And here's my ip-down.local:
#!/bin/bash # # This script is run by the pppd _after_ the link is brought down. # It should be used to delete routes, unset IP addresses etc. # # This script is called with the following arguments: # Arg Name Example # $1 Interface name ppp0 # $2 The tty ttyS1 # $3 The link speed 38400 # $4 Local IP number 220.127.116.11 # $5 Peer IP number 18.104.22.168 # if [ $1 == ppp0 ]; then killall fetchmail service spamassassin stop fi
On the topic of checking for mail, I've discovered that Mozilla doesn't automatically scan your Unix mailbox for you every x minutes, regardless of the settings you give it. You have to manually click the "get messages" button to transfer mail from your spool to your Mozilla mailbox. So you might want to run something like xbiff(1) to alert you when you have new mail.Filtering out Spam
SpamAssassin doesn't actually kill spam it finds, it just flags it for you. You still have to tell Mozilla to filter out the stuff SpamAssassin flags. Fortunately, that's really simple. In Mozilla Mail, I went to Tools | Message Filters, and selected the Movemail account I had made in the dropdown at the top. Then I added one simple filter.
I had to use the "Customize..." option in the dropdown to create an entry for the X-Spam-Flag header.

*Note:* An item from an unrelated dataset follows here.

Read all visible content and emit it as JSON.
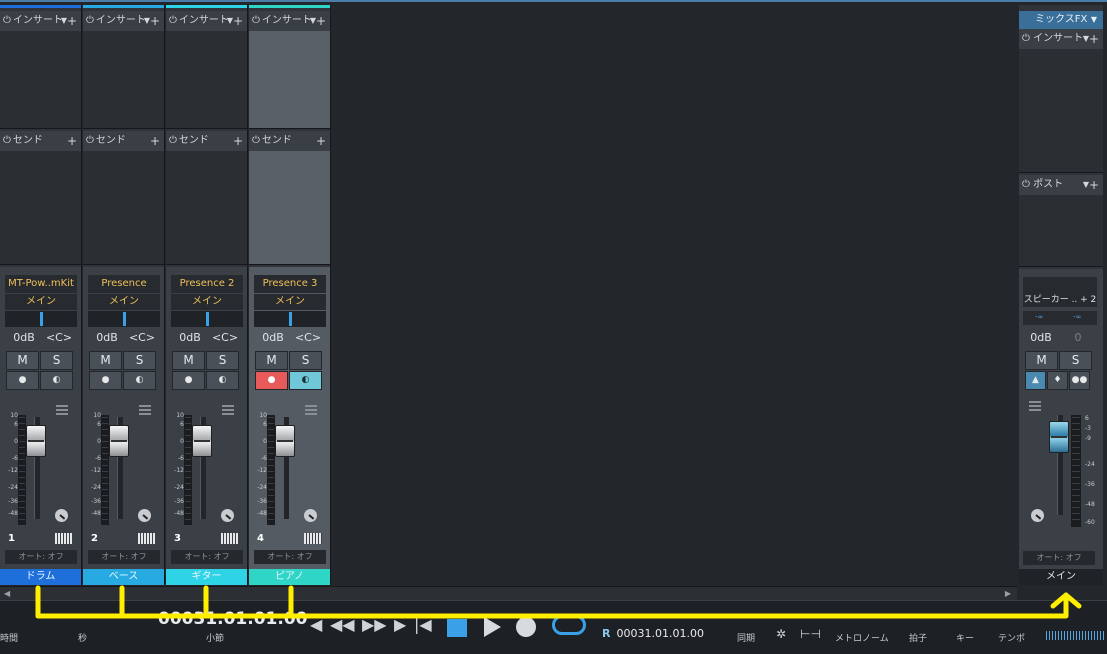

I then tweaked a few of SpamAssassin's settings. I had to this by editing /home/smiley/.spamassassin/user_prefs. Fetchmail is running as a daemon (and as user root), but SpamAssassin is smart enough to use each user's settings to filter their own mail. And since FetchMail is sending the mail to smiley because of the "is" in .fetchmailrc, it's all good.

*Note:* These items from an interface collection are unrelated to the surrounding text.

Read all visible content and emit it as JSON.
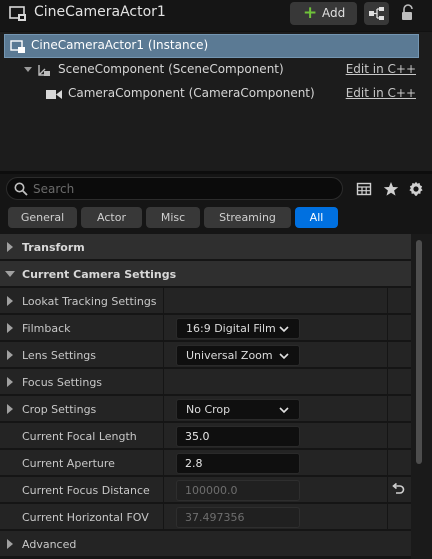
{
  "header": {
    "title": "CineCameraActor1",
    "add_label": "Add",
    "icons": {
      "actor": "actor-icon",
      "add": "plus-icon",
      "blueprint": "blueprint-icon",
      "lock": "lock-icon"
    }
  },
  "tree": {
    "instance_label": "CineCameraActor1 (Instance)",
    "items": [
      {
        "label": "SceneComponent (SceneComponent)",
        "link": "Edit in C++",
        "icon": "scene-component-icon"
      },
      {
        "label": "CameraComponent (CameraComponent)",
        "link": "Edit in C++",
        "icon": "camera-icon"
      }
    ]
  },
  "search": {
    "placeholder": "Search"
  },
  "tabs": [
    {
      "label": "General",
      "active": false
    },
    {
      "label": "Actor",
      "active": false
    },
    {
      "label": "Misc",
      "active": false
    },
    {
      "label": "Streaming",
      "active": false
    },
    {
      "label": "All",
      "active": true
    }
  ],
  "categories": {
    "transform": "Transform",
    "camera_settings": "Current Camera Settings",
    "advanced": "Advanced"
  },
  "properties": {
    "lookat": "Lookat Tracking Settings",
    "filmback": {
      "label": "Filmback",
      "value": "16:9 Digital Film"
    },
    "lens": {
      "label": "Lens Settings",
      "value": "Universal Zoom"
    },
    "focus": "Focus Settings",
    "crop": {
      "label": "Crop Settings",
      "value": "No Crop"
    },
    "focal_length": {
      "label": "Current Focal Length",
      "value": "35.0"
    },
    "aperture": {
      "label": "Current Aperture",
      "value": "2.8"
    },
    "focus_distance": {
      "label": "Current Focus Distance",
      "value": "100000.0"
    },
    "hfov": {
      "label": "Current Horizontal FOV",
      "value": "37.497356"
    }
  },
  "colors": {
    "accent": "#0070e0",
    "selection": "#5b7a94",
    "add_plus": "#6fc33a"
  }
}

From: Mark Smitka <email@example.com>
To: David Perry <firstname.lastname@example.org>
Subject: Another Tweak to SpamAssassin
Something you may want to do and/or add to the document:
You can eliminate mail client filtering of spamassassin tagged spam all together if you tweak your procmailrc to divert it at that point, rather than passing it to the mail client. Getting this to work properly involved two steps:
1) Update to the latest version of spamassassin (I had problems with the version packaged with RH8)
2) Add the following (or a variation that suits you) to your procmailrc:
* ^X-Spam-Status: Yes
* ^Subject: [SPAM]
-------------------------end sample procmailrc--------------------------
This will divert any message identified by spamassassin as spam, based on the spamassassin header. I have the subject recipe in there as well, but that's probably redundant. In my example, spam messages will end up in the "spam" mailbox/file, instead of the mail client. That makes life a lot nicer, as Mozilla, KDE and most linux mail clients I've tried, have no method of eliminating the "new mail" notification, even if that new mail is spam. This takes care of that. Just be sure to scan the spam file now and then to be sure something important didn't land there in error.
Thanks for the tip!
And that's it! All done. I hope that was as educational for you as it was for me.